The Massachusetts law that legalized recreational marijuana was hailed as the first in the nation to create a path for people impacted by the war on drugs to enter the new industry. Four years later, that effort to diversify ownership has fallen way short.
So much so that two members of the state's Cannabis Control Commission have expressed disappointment with the results and called for the Legislature to set up a loan fund to help those applicants obtain start-up money to launch marijuana businesses.
“We have issued more than 70 provisional licenses to the types of business we’re trying to encourage, but only three of them have been able to open, only one of them is Black-owned, so of course we have to take responsibility for those statistics after almost three years of doing this,” said Shaleen Title, a commission member. “We have to be transparent about what we need in order to change that moving forward.”
“We have done a lot to prioritize those applicants to provide training, to reduce application fees and license fees, and we’ve seen some progress,” said Steven Hoffman, the commission's chair. “But the big obstacle seems to be that they can’t get financing to start a business.”
Critics say applicants who were affected by the war on drugs do need business capital, but not in the form of loans they have to repay with interest.
“When you’ve been disproportionately impacted, meaning you’ve sacrificed and invested your life via criminalization … you’ve taken a financial hit,” Shekia Scott, the commission’s former director of community outreach, said in a telephone interview with WGBH News. “As a Black, African-American woman who technically, in Boston, has $8 net worth, I would not want to apply for a loan from the government who I feel was an instrumental part in creating and enforcing ... the war on drugs.”
Scott referred to a 2015 report from the Federal Reserve Bank of Boston that showed the city’s native-born Black residents had median wealth of $8, while white residents' median wealth was nearly $250,000.
Hoffman and Title have appealed to state legislators, whose formal session is scheduled to end July 31, to divert into a loan fund 10 percent of revenue from the excise tax on marijuana sales. So far this year, the tax has yielded about $50 million.
Because marijuana is illegal under federal law, Hoffman noted, this discourages banks and credit unions from lending to applicants who lack deep-pocketed investors who can provide capital to start a cannabis business. What would be more helpful than loans, advocates say, would be outright grants.
“Massachusetts prides itself on being liberal, but liberal capitalism still creates systemic racism,” said Saskia Vann James, a lobbyist with the Massachusetts Recreational Consumer Council. “Instead of a loan, we need a loan forgiveness program and/or grants.”

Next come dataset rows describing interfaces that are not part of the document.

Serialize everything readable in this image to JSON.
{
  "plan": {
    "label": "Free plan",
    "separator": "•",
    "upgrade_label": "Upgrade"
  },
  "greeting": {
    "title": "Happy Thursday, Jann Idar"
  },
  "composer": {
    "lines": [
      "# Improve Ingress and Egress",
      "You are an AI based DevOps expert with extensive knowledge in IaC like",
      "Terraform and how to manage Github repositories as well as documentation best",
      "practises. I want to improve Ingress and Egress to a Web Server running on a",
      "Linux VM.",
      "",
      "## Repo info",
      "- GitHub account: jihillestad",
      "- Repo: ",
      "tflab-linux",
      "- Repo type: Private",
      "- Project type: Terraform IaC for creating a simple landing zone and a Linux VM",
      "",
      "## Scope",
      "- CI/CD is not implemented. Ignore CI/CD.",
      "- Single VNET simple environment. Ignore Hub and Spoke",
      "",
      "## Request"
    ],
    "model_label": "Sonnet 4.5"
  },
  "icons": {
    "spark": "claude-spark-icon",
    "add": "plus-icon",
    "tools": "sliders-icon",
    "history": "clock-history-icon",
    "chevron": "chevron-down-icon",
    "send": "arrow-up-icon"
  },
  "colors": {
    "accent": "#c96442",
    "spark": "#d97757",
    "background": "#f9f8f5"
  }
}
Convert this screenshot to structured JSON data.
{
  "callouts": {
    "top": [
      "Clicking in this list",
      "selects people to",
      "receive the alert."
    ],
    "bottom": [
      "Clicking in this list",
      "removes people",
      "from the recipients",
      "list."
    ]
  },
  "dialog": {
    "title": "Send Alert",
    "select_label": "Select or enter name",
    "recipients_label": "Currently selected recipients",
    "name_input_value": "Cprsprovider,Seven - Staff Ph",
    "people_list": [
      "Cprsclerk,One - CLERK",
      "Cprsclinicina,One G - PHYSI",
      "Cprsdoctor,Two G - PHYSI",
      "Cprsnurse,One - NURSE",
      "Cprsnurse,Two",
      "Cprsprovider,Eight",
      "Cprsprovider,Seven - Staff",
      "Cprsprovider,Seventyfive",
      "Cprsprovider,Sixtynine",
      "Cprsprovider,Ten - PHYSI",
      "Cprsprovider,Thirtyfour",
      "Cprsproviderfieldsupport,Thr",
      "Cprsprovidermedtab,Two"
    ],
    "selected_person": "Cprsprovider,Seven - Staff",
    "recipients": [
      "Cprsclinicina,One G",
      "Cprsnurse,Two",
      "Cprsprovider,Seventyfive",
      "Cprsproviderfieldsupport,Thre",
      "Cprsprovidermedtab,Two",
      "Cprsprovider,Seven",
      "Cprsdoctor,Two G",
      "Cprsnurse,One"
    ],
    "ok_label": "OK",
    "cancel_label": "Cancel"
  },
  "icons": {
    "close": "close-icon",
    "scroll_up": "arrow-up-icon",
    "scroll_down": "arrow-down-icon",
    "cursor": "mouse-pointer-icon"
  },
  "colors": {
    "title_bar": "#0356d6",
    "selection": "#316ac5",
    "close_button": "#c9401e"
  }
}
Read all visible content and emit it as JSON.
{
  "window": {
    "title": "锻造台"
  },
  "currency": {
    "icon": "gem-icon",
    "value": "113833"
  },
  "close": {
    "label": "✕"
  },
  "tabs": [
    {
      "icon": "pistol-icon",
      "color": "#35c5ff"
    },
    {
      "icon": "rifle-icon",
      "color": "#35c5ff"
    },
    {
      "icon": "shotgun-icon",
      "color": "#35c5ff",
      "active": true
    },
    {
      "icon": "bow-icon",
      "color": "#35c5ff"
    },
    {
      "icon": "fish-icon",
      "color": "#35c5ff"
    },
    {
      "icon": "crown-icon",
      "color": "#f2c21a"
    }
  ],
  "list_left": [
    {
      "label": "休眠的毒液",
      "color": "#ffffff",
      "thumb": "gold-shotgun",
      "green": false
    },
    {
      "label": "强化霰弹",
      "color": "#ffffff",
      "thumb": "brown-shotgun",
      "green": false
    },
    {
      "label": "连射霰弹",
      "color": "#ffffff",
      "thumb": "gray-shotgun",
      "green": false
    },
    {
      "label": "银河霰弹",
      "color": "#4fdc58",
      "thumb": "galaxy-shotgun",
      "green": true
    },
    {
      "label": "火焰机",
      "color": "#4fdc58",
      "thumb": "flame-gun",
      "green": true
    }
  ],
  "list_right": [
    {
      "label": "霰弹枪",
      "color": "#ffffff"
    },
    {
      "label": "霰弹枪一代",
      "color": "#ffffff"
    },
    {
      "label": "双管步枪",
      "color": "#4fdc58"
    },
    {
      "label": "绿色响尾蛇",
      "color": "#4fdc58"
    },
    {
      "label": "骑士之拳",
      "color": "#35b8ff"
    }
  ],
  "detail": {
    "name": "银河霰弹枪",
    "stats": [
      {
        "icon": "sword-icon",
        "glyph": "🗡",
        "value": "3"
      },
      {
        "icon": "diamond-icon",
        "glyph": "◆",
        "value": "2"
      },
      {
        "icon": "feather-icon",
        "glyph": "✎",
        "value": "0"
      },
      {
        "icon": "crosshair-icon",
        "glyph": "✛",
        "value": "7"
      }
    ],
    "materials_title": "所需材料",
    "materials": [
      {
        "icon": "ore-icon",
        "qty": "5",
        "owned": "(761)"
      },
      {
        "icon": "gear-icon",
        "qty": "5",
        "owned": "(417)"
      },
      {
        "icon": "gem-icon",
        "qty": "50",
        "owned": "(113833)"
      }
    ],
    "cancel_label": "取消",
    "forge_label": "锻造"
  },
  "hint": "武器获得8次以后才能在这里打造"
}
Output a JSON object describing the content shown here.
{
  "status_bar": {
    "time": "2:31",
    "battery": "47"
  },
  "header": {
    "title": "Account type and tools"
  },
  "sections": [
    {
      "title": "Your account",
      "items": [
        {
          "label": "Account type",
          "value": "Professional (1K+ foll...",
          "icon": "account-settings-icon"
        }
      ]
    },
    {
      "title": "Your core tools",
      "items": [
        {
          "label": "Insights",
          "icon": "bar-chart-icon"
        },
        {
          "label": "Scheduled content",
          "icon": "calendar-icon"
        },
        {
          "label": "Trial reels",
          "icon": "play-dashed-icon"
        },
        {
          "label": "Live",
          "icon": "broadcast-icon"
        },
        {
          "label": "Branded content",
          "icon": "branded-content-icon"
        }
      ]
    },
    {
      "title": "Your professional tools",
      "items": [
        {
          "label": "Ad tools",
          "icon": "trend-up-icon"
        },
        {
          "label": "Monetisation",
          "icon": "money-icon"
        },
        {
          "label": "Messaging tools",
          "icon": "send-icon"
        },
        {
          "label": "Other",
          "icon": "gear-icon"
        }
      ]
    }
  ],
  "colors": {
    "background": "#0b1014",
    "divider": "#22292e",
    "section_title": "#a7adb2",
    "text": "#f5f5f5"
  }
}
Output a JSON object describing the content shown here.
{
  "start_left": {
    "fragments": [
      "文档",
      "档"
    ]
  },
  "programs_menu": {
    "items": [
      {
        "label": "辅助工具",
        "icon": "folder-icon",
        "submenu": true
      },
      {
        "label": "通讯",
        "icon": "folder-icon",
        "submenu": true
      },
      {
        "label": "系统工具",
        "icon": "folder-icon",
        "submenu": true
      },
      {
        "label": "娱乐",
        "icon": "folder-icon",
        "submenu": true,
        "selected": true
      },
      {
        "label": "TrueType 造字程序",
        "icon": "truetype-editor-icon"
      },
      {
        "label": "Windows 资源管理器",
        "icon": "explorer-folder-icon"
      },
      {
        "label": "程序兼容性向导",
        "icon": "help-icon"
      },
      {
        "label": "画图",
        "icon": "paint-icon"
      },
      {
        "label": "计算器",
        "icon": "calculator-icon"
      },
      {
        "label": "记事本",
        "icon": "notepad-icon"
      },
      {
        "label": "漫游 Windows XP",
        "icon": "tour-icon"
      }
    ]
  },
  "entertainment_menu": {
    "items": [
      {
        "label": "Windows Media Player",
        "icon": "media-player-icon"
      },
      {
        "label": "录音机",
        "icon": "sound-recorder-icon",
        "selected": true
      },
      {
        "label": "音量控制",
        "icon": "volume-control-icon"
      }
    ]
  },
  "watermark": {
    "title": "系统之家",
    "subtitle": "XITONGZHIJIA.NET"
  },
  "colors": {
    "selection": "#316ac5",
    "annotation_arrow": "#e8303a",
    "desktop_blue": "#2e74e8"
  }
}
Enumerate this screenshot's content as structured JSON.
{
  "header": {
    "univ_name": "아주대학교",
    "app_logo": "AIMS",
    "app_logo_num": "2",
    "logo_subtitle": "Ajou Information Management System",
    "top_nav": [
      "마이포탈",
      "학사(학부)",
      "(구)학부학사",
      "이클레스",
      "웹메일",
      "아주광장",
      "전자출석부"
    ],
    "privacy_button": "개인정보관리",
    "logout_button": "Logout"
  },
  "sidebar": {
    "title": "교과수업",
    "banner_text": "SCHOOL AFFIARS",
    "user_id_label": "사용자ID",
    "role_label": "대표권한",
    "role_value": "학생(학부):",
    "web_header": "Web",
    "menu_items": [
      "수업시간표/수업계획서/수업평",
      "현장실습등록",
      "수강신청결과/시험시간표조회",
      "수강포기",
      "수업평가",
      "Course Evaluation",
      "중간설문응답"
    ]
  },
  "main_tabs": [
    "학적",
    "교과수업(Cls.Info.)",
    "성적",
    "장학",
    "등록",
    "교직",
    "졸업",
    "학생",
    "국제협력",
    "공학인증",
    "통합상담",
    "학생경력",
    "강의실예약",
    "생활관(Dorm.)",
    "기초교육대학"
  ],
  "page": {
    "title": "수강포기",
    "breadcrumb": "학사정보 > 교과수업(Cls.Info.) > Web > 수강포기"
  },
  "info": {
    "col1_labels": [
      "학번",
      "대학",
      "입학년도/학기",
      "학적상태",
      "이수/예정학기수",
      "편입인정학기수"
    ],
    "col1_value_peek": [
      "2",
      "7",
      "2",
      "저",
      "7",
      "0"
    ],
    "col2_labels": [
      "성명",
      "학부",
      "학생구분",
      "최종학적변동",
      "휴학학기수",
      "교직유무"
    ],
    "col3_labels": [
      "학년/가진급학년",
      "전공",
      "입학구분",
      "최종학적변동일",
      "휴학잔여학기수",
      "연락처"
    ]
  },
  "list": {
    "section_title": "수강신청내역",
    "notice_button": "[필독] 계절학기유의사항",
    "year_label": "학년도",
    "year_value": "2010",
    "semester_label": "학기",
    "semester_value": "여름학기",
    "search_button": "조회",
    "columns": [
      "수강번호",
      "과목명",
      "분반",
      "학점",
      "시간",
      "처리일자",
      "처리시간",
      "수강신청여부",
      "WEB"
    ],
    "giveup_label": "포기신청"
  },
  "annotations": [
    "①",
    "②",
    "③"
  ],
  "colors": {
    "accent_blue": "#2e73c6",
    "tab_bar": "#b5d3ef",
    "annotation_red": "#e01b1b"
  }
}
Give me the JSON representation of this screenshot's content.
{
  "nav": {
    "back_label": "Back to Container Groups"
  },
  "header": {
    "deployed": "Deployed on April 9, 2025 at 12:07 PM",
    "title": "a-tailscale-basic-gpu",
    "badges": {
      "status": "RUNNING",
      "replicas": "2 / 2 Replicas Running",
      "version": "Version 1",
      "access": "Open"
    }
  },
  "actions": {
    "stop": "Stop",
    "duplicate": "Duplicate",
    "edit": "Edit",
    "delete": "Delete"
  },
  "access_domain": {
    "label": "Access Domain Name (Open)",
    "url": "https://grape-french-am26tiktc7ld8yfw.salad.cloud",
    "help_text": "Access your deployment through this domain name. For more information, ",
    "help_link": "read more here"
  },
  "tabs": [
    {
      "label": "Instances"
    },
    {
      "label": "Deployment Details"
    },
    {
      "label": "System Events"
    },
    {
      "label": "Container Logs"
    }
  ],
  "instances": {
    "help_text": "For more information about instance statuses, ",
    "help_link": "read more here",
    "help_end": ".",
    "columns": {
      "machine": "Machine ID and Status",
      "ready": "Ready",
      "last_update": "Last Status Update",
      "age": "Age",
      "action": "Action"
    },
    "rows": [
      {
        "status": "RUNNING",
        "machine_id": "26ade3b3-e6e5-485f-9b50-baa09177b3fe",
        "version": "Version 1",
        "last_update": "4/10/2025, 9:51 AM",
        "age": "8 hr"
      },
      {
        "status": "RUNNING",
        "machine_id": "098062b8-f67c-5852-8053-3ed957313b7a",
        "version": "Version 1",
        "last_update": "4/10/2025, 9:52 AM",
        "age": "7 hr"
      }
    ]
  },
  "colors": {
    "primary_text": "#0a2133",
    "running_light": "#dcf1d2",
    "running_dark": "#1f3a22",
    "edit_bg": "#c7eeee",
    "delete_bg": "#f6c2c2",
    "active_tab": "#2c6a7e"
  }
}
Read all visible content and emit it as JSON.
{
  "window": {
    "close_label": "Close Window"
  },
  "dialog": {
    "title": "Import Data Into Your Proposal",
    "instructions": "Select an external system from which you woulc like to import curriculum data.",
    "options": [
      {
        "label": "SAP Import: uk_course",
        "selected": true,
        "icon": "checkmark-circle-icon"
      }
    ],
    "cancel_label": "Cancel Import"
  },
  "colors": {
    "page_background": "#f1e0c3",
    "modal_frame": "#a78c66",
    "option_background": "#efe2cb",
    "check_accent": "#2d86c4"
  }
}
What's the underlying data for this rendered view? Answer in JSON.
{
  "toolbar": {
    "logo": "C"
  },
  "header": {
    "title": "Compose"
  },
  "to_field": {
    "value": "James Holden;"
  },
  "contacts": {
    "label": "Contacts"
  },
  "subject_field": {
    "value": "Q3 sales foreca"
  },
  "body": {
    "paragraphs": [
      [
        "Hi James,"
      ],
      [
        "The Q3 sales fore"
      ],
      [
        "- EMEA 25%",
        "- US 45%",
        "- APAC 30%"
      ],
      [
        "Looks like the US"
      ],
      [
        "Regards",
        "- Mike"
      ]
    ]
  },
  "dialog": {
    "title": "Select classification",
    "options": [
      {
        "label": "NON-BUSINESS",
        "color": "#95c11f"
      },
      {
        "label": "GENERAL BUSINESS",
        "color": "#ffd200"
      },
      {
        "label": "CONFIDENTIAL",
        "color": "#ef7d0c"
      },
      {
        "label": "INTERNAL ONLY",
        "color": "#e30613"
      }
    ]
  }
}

The council was recently released from its contract with the commission to help people affected by the war on drugs get into the cannabis business. She said the council’s criticisms were the same with or without a contract.
Her organization, Vann James said, would like to see all cannabis tax revenue go towards bolstering prospective business owners.
“Zero dollars have gone towards areas disproportionately impacted by the war on drugs,” she said, pointing to aBoston Globe report earlier this year about marijuana excise taxes, which found most of that revenue went to the commission and addiction treatment.
Earlier this month, the paper found that marijuana operators have paid millions to fund police details outside stores — a fact that strikes a bitter chord with activists who have called for reducing and reaollocating police funding.
Another organization focused on equity in the cannabis industry sounded more flexible on loans and grants.
Richard Harding, with the group Real Action for Cannabis Equity (R.A.C.E.), said grants would be optimal but was willing to accept a loan fund as a way to provide assistance.
“The conundrum is what will the Legislature pass, and also, will it do what’s necessary to help these businesses get a footing in the cannabis industry? I know [apart from] where you get the money, access to capital is an absolute must in order to be successful,” Harding said in a telephone interview Monday.
“If this were a perfect world and I were king for a day, I would make the money available as a catalyst to getting these businesses off the ground,” Harding said. “If this is going to provide access to capital, whether it be low-interest loans or grants, I think that it would be a good thing, but as you know, the devil is always in the details.”
Title said it’s in the “capable hands of legislators” to decide whether the most effective use of that cannabis revenue is grants, loans, funds for support organizations, or something else.
“All the policymakers are responsible for taking a role in that discussion until revenues are going to communities of color,” she said. “My question is, how long are we going to ask communities of color to wait for the benefits they were promised in the law?”
Scott, who left her post with the commission last month, has also called for greater funding for its social equity program, which provides training and technical assistance. She said its budget has been $300,000 a year.
The legislation Hoffman and Title support also calls for the creation of a separate fund that would go to the social equity program. That fund would be financed by diverting a portion of the application, license and renewal fees that cannabis establishments pay the state.